### THE PROBLEM
Locate the word "Terminal" in the data below, then copy every line that holds it.

### RECORDS FOR THIS TASK
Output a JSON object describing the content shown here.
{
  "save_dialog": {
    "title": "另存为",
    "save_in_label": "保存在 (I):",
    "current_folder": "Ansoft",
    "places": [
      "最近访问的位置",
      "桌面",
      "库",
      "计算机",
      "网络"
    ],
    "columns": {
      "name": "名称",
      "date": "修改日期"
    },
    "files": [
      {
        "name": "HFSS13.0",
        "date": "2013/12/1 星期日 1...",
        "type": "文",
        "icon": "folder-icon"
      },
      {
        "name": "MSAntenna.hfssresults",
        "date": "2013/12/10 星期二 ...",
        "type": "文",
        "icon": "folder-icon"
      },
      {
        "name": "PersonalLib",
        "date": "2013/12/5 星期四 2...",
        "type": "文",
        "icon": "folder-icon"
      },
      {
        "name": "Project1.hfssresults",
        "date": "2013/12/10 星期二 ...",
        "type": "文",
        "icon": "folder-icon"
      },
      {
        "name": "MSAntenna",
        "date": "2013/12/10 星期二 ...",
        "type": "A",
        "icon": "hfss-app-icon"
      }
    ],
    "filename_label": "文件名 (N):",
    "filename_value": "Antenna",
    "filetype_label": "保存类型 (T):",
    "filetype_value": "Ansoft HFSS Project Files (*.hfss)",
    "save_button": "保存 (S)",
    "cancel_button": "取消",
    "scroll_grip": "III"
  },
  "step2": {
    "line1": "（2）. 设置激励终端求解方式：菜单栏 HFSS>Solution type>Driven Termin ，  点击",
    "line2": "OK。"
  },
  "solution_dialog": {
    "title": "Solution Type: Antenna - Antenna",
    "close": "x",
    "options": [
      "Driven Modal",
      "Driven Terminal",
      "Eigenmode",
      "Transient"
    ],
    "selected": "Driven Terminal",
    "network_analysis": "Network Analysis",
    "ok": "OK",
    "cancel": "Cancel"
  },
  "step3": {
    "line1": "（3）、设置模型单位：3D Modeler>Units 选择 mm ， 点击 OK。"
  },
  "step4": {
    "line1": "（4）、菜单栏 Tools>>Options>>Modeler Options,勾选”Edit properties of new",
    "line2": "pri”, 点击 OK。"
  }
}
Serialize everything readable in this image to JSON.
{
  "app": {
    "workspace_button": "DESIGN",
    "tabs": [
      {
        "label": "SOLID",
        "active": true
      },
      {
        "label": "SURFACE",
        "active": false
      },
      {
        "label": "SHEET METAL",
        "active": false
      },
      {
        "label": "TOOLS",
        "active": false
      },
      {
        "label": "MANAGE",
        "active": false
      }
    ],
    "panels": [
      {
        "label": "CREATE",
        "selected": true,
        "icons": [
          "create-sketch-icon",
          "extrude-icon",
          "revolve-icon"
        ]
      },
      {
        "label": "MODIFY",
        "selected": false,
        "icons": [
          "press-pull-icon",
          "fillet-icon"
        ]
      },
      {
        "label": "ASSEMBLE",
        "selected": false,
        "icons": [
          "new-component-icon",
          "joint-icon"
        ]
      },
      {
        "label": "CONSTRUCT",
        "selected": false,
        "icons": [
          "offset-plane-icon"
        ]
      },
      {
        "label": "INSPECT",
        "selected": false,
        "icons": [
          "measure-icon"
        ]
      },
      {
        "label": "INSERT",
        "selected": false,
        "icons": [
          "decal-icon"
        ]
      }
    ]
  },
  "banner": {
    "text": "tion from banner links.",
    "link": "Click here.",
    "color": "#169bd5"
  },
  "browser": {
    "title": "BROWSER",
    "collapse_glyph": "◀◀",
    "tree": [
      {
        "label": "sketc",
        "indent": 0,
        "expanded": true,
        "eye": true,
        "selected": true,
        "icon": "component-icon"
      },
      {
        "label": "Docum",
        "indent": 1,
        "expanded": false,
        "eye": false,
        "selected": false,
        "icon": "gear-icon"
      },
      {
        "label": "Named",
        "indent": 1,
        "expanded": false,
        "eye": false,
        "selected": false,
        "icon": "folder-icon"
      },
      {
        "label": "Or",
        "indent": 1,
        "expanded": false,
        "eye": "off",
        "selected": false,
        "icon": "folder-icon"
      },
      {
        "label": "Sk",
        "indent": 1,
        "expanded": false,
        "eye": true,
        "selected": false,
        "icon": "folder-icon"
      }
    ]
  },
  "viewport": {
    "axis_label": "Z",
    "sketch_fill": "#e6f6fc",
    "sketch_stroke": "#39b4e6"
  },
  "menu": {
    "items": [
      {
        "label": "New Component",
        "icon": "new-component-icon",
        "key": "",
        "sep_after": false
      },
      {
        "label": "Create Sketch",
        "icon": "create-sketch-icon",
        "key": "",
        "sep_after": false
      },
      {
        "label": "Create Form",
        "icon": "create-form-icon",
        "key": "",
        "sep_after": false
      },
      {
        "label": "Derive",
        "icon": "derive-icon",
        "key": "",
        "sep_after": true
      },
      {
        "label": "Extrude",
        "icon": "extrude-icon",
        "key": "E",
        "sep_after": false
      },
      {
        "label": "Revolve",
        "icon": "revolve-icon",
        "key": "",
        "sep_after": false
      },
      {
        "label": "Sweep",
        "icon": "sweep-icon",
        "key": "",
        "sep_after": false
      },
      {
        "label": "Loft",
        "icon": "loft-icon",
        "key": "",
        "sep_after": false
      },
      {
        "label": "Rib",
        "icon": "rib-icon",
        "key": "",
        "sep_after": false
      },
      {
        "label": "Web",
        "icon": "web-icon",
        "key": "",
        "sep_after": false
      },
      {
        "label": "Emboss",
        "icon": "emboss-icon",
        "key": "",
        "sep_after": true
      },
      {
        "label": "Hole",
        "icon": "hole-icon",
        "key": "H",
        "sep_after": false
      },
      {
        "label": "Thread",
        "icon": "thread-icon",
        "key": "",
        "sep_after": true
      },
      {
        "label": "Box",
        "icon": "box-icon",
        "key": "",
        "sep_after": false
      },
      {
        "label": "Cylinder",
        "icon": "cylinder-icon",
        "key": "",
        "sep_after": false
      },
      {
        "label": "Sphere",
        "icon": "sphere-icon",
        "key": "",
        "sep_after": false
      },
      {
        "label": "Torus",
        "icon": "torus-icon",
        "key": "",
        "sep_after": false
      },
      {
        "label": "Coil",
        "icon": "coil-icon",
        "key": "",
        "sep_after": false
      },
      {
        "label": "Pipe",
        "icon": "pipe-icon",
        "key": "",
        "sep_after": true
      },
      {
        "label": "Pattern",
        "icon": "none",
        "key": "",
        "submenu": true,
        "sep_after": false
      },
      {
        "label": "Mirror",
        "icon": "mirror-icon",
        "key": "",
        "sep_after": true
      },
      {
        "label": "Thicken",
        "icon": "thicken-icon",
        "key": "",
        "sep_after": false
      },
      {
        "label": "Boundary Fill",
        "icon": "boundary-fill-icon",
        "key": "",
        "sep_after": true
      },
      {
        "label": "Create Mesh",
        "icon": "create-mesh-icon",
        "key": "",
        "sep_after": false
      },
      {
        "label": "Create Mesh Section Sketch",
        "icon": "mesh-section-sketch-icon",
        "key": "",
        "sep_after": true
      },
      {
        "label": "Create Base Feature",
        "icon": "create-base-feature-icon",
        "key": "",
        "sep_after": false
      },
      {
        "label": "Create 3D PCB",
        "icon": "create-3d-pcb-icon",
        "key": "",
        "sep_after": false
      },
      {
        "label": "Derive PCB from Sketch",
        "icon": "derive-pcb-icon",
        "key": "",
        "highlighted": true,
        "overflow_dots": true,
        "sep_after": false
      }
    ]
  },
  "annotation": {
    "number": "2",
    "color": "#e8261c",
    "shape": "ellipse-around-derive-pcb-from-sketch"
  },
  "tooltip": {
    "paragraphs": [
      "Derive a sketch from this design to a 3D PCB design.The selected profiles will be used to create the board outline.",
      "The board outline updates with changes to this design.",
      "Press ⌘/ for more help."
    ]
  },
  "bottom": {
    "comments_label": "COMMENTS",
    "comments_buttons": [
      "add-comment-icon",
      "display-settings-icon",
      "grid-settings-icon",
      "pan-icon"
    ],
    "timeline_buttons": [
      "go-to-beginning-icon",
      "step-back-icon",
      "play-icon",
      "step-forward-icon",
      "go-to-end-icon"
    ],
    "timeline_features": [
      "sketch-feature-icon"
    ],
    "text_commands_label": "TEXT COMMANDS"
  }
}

### COMPLETED TASK
      "Driven Terminal",
    "selected": "Driven Terminal",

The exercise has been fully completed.